Scheduling Inequity for Ducts

If you examine the properties of a duct you'll see a parameter called "Reference Level". Do the same for a Duct Fitting and you get a parameter called "Level".

If you choose to create a schedule of ducts or duct fittings a fairly obvious way to sort them is by the level or floor they are related to. Oddly enough there is no access to either Reference Level or Level. Some other elements have "Associated Level" offered as a valid schedule field, not ducts or duct fittings...not duct systems either.

Revit has been plagued with seemingly arbitrary restrictions on what can appear in a schedule from the beginning. For ducts I can see where a riser that spans several floors might not have a very meaningful "reference level" value but it does have one, so I think it ought to show up in a schedule. In fact I frequently realize that a duct references the wrong level because I placed it in a 3D view, particularly risers. If that showed up in a schedule I'd have another chance to catch it and adjust it accordingly.

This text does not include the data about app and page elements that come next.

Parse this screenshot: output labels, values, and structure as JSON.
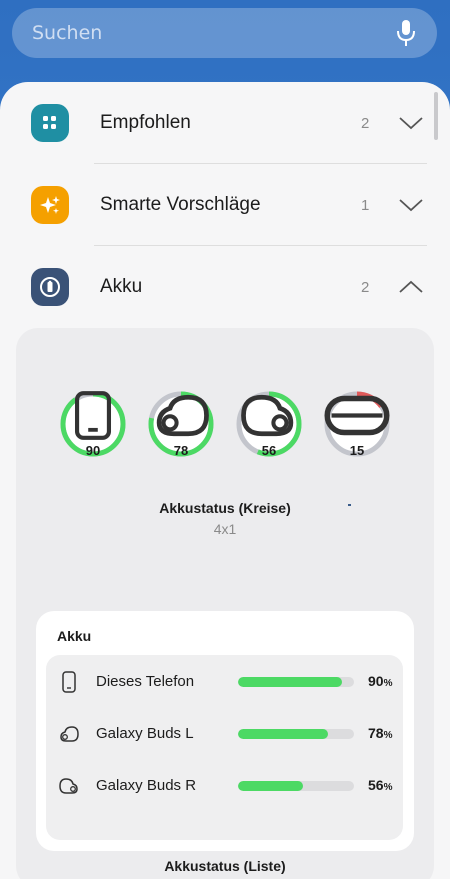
{
  "search": {
    "placeholder": "Suchen",
    "mic_icon": "mic-icon"
  },
  "categories": [
    {
      "label": "Empfohlen",
      "count": "2",
      "icon": "grid-icon",
      "color": "#1f8fa3",
      "expanded": false
    },
    {
      "label": "Smarte Vorschläge",
      "count": "1",
      "icon": "sparkle-icon",
      "color": "#f5a000",
      "expanded": false
    },
    {
      "label": "Akku",
      "count": "2",
      "icon": "battery-icon",
      "color": "#3a5277",
      "expanded": true
    }
  ],
  "widgets": {
    "circles": {
      "title": "Akkustatus (Kreise)",
      "size": "4x1",
      "items": [
        {
          "icon": "phone-icon",
          "value": "90",
          "level": 0.9,
          "color": "#4cd964"
        },
        {
          "icon": "earbud-left-icon",
          "value": "78",
          "level": 0.78,
          "color": "#4cd964"
        },
        {
          "icon": "earbud-right-icon",
          "value": "56",
          "level": 0.56,
          "color": "#4cd964"
        },
        {
          "icon": "case-icon",
          "value": "15",
          "level": 0.15,
          "color": "#e05a5a"
        }
      ]
    },
    "list": {
      "card_title": "Akku",
      "caption": "Akkustatus (Liste)",
      "items": [
        {
          "icon": "phone-icon",
          "label": "Dieses Telefon",
          "value": "90",
          "level": 0.9
        },
        {
          "icon": "earbud-left-icon",
          "label": "Galaxy Buds L",
          "value": "78",
          "level": 0.78
        },
        {
          "icon": "earbud-right-icon",
          "label": "Galaxy Buds R",
          "value": "56",
          "level": 0.56
        }
      ],
      "unit": "%"
    }
  },
  "colors": {
    "accent_green": "#4cd964",
    "low_red": "#e05a5a",
    "ring_track": "#c3c5cc"
  }
}
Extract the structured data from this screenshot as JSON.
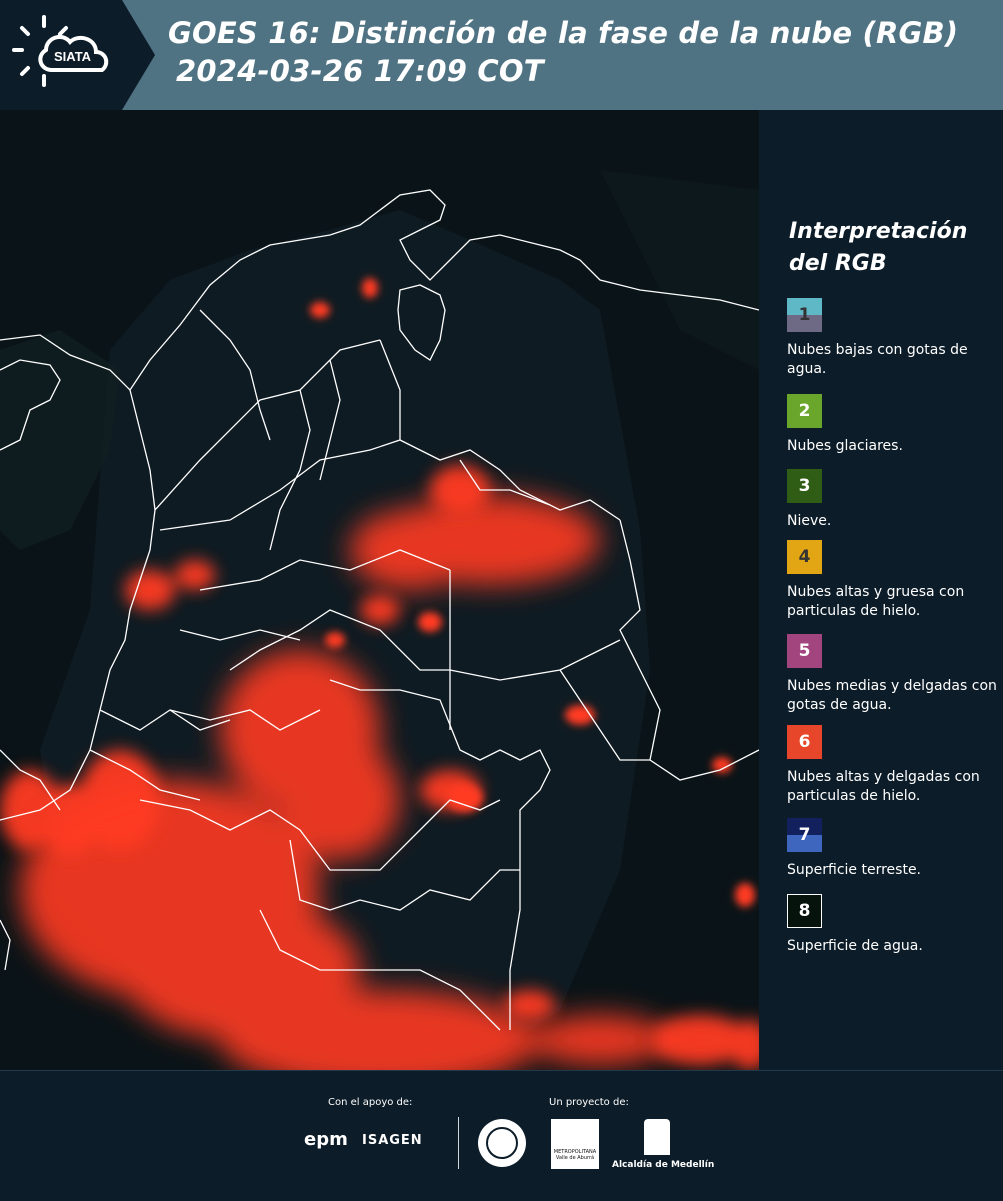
{
  "header": {
    "logo_text": "SIATA",
    "title_line1": "GOES 16: Distinción de la fase de la nube (RGB)",
    "title_line2": "2024-03-26 17:09 COT"
  },
  "legend": {
    "title": "Interpretación del RGB",
    "items": [
      {
        "num": "1",
        "label": "Nubes bajas con gotas de agua.",
        "color_top": "#5fb8c6",
        "color_bottom": "#6e6a86",
        "num_color": "#333333"
      },
      {
        "num": "2",
        "label": "Nubes glaciares.",
        "color_top": "#6aa52c",
        "color_bottom": "#6aa52c",
        "num_color": "#ffffff"
      },
      {
        "num": "3",
        "label": "Nieve.",
        "color_top": "#2f5d16",
        "color_bottom": "#2f5d16",
        "num_color": "#ffffff"
      },
      {
        "num": "4",
        "label": "Nubes altas y gruesa con particulas de hielo.",
        "color_top": "#e2a514",
        "color_bottom": "#e2a514",
        "num_color": "#333333"
      },
      {
        "num": "5",
        "label": "Nubes medias y delgadas con gotas de agua.",
        "color_top": "#a2447e",
        "color_bottom": "#a2447e",
        "num_color": "#ffffff"
      },
      {
        "num": "6",
        "label": "Nubes altas y delgadas con particulas de hielo.",
        "color_top": "#e7462a",
        "color_bottom": "#e7462a",
        "num_color": "#ffffff"
      },
      {
        "num": "7",
        "label": "Superficie terreste.",
        "color_top": "#13205e",
        "color_bottom": "#3e66be",
        "num_color": "#ffffff"
      },
      {
        "num": "8",
        "label": "Superficie de agua.",
        "color_top": "#06120c",
        "color_bottom": "#06120c",
        "num_color": "#ffffff"
      }
    ]
  },
  "footer": {
    "support_label": "Con el apoyo de:",
    "project_label": "Un proyecto de:",
    "epm": "epm",
    "isagen": "ISAGEN",
    "area_text": "METROPOLITANA Valle de Aburrá",
    "medellin": "Alcaldía de Medellín"
  },
  "colors": {
    "header_bg": "#4f7383",
    "panel_bg": "#0c1c28",
    "cloud_red": "#ff3a22"
  }
}
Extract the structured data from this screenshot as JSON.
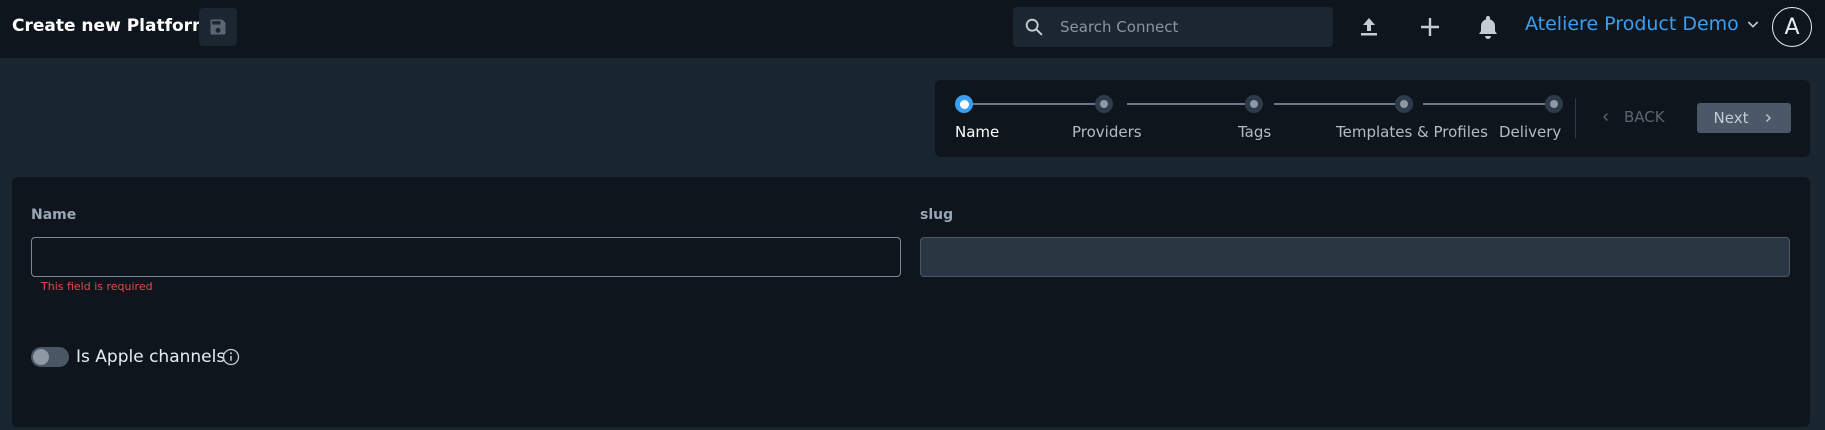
{
  "header": {
    "title": "Create new Platform",
    "save_icon": "save-icon",
    "search": {
      "placeholder": "Search Connect",
      "value": ""
    },
    "org_name": "Ateliere Product Demo",
    "avatar_initial": "A"
  },
  "stepper": {
    "steps": [
      {
        "label": "Name",
        "active": true
      },
      {
        "label": "Providers",
        "active": false
      },
      {
        "label": "Tags",
        "active": false
      },
      {
        "label": "Templates & Profiles",
        "active": false
      },
      {
        "label": "Delivery",
        "active": false
      }
    ],
    "back_label": "BACK",
    "next_label": "Next"
  },
  "form": {
    "name_label": "Name",
    "name_value": "",
    "name_error": "This field is required",
    "slug_label": "slug",
    "slug_value": "",
    "apple_toggle_label": "Is Apple channels",
    "apple_toggle_on": false
  },
  "colors": {
    "accent": "#3a9ff0",
    "error": "#e24c4c",
    "header_bg": "#0e151c",
    "page_bg": "#19262f"
  }
}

In my over-simplifying opinion, if a Revit element has a parameter value in the properties palette it ought to be able to show up in a schedule too.


Dan Morrison said...

With the "Reference Level" and "Level" being two different things this is why when you change the reference level on duct, the duct stays where it is adjusting the offset, but when you change the level on a fitting it moves to that level with the same offset. This has been one of the most frustrating things about revit since I started using it (2007).

It is also the reason why mechanical systems often break when levels are moved.

I would have thought this would have been an easy(ish) fix, but it has taken this long and nothing so far.

Gabe Cottam said...

Amen Brother Steve!!

From ~Choir Member